Excerpted data below:

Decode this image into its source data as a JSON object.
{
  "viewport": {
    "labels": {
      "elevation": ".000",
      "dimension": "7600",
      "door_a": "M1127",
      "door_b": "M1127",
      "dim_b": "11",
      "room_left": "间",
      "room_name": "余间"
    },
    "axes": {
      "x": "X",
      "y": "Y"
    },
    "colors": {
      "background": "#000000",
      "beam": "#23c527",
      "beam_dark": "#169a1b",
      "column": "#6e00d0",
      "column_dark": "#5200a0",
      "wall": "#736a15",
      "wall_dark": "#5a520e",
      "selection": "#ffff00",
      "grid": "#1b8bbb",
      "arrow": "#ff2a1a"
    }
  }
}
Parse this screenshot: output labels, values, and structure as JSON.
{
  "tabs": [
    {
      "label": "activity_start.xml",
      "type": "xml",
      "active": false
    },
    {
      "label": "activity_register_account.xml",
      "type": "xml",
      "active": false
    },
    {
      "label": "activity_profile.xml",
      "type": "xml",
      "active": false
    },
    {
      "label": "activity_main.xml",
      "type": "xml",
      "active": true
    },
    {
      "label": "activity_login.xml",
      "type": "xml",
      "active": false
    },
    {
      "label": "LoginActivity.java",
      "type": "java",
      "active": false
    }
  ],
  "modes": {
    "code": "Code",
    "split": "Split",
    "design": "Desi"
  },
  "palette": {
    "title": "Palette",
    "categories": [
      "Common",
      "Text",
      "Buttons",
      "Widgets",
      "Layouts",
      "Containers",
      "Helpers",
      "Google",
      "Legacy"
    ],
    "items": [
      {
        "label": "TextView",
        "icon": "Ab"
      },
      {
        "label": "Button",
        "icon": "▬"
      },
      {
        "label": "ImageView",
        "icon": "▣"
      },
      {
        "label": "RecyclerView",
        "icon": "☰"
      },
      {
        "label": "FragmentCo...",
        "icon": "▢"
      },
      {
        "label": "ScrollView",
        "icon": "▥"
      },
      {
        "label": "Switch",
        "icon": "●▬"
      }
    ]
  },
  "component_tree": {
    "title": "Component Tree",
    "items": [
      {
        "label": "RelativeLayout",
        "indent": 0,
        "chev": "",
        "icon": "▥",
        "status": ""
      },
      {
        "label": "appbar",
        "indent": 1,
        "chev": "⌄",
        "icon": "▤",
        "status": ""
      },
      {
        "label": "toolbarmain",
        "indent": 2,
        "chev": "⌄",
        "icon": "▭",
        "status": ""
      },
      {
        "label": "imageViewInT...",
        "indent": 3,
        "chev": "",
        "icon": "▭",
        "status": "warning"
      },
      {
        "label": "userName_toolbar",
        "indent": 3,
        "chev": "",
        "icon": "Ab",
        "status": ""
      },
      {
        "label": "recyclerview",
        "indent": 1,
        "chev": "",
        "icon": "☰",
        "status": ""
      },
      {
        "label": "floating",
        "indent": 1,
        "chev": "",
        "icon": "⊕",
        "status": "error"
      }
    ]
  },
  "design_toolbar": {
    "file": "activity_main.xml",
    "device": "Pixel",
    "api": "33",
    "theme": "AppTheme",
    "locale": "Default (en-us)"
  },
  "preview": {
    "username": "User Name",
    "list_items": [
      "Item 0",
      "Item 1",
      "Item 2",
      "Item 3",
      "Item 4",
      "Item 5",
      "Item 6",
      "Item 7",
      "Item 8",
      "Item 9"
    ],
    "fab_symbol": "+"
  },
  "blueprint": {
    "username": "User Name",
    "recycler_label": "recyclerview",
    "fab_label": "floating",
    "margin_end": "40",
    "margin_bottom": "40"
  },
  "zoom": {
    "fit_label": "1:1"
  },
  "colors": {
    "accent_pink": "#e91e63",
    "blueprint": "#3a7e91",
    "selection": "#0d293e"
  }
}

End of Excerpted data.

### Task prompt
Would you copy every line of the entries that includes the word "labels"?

### Solution for this problem
    "labels": {
Parse this screenshot: output labels, values, and structure as JSON.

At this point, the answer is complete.